I find his response interesting because it reveals the precise inversion of reality we’ve been talking about. When I suggested that civilization needs to go, he immediately equated that with human suicide. I wasn’t talking about humans being exterminated. I was talking about ending civilization. He and I don’t speak the same language. The same is true for many members of this culture. We do not even agree on the answers to the most basic questions: What is real? What is primary? What we are trying to save? Hell, not only do we not agree on the answers, we don’t even agree on what these questions mean. So I’ve started making a translation dictionary. Here are my first four entries: when I say world many people in this culture hear industrial capitalism; when I say the end of the world they hear the end of industrial capitalism; when I say civilization they hear human existence; and when I say the end of civilization they hear the end of human existence. But those are not at all the same. Worse, as we’ve laid out, within this culture the world is consistently less important than industrial capitalism, the end of the world is less to be feared than the end of industrial capitalism, civilization is more important than human existence, and the end of civilization is more to be feared than the end of human existence.

It’s insane. Literally. I’m sorry to have to be the one to break this news, but the planet is more important than this fucking culture.

And of course these thinkers care more about this culture than the planet: that’s how this culture has taught us to feel (or more accurately to not feel) and to think (or more accurately, to not think). This culture could not have gotten to this point of planetary crisis without inculcating most of its members into this perspective.

And this perspective is really fucking stupid.

And it’s really fucking insane.

And it really doesn’t work. Industrial capitalism can never be sustainable. It has always destroyed the land upon which it depends for raw materials, and it always will. Until there is no land (or water, or air) for it to exploit. Or until, and this is obviously the far better option, there is no industrial capitalism.

Industrial capitalism is a social construct. Civilization is a social construct.

It’s embarrassing to have to write this, but you can’t have a social construct—any social construct—without a real world.

The real world is the independent variable. Our social constructs—any social constructs—must be dependent variables. Our social constructs— any social constructs—must conform to the real world. Our social constructs must make the real world a better place, a more diverse, more resilient place, a healthier place. If they don’t, they will destroy the world— the real physical world. And if we allow social constructs to destroy the real, physical world, well, then once again the world would be better off had we never been born.

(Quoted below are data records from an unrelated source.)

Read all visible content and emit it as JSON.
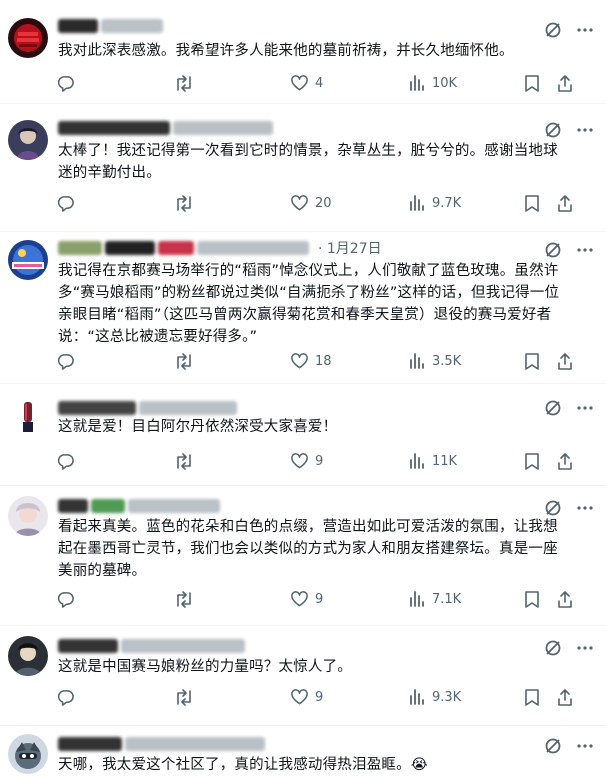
{
  "posts": [
    {
      "time": "",
      "text": "我对此深表感激。我希望许多人能来他的墓前祈祷，并长久地缅怀他。",
      "likes": "4",
      "views": "10K"
    },
    {
      "time": "",
      "text": "太棒了！我还记得第一次看到它时的情景，杂草丛生，脏兮兮的。感谢当地球迷的辛勤付出。",
      "likes": "20",
      "views": "9.7K"
    },
    {
      "time": "· 1月27日",
      "text": "我记得在京都赛马场举行的“稻雨”悼念仪式上，人们敬献了蓝色玫瑰。虽然许多“赛马娘稻雨”的粉丝都说过类似“自满扼杀了粉丝”这样的话，但我记得一位亲眼目睹“稻雨”（这匹马曾两次赢得菊花赏和春季天皇赏）退役的赛马爱好者说：“这总比被遗忘要好得多。”",
      "likes": "18",
      "views": "3.5K"
    },
    {
      "time": "",
      "text": "这就是爱！目白阿尔丹依然深受大家喜爱！",
      "likes": "9",
      "views": "11K"
    },
    {
      "time": "",
      "text": "看起来真美。蓝色的花朵和白色的点缀，营造出如此可爱活泼的氛围，让我想起在墨西哥亡灵节，我们也会以类似的方式为家人和朋友搭建祭坛。真是一座美丽的墓碑。",
      "likes": "9",
      "views": "7.1K"
    },
    {
      "time": "",
      "text": "这就是中国赛马娘粉丝的力量吗？太惊人了。",
      "likes": "9",
      "views": "9.3K"
    },
    {
      "time": "",
      "text": "天哪，我太爱这个社区了，真的让我感动得热泪盈眶。😭",
      "likes": "",
      "views": ""
    }
  ],
  "icons": {
    "reply": "reply-icon",
    "retweet": "retweet-icon",
    "like": "heart-icon",
    "views": "views-icon",
    "bookmark": "bookmark-icon",
    "share": "share-icon",
    "grok": "grok-icon",
    "more": "more-icon"
  },
  "colors": {
    "text": "#0f1419",
    "muted": "#536471",
    "divider": "#eff3f4"
  }
}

We must destroy that which destroys the real physical world.

How do you stop or at least curb global warming? Easy. Stop pumping carbon dioxide, methane, and so on into the atmosphere. How do you do that? Easy. Stop burning oil, natural gas, coal, and so on. How do you do that? Easy. Stop industrial capitalism.

When most people in this culture ask, “How can we stop global warming?” that’s not really what they’re asking. They’re asking, “How can we stop global warming, without significantly changing this lifestyle [or deathstyle, as some call it] that is causing global warming in the first place?”

The answer is that you can’t.

It’s a stupid, absurd, and insane question.

To ask how we can stop global warming while still allowing that which structurally, necessarily causes global warming—industrial civilization— to continue in its functioning is like asking how we can stop mass deaths at Auschwitz while allowing it to continue as a death camp. Destroying the world is what this culture does. It’s what it has done from the beginning.

How can we stop global warming?

You know the answer to that.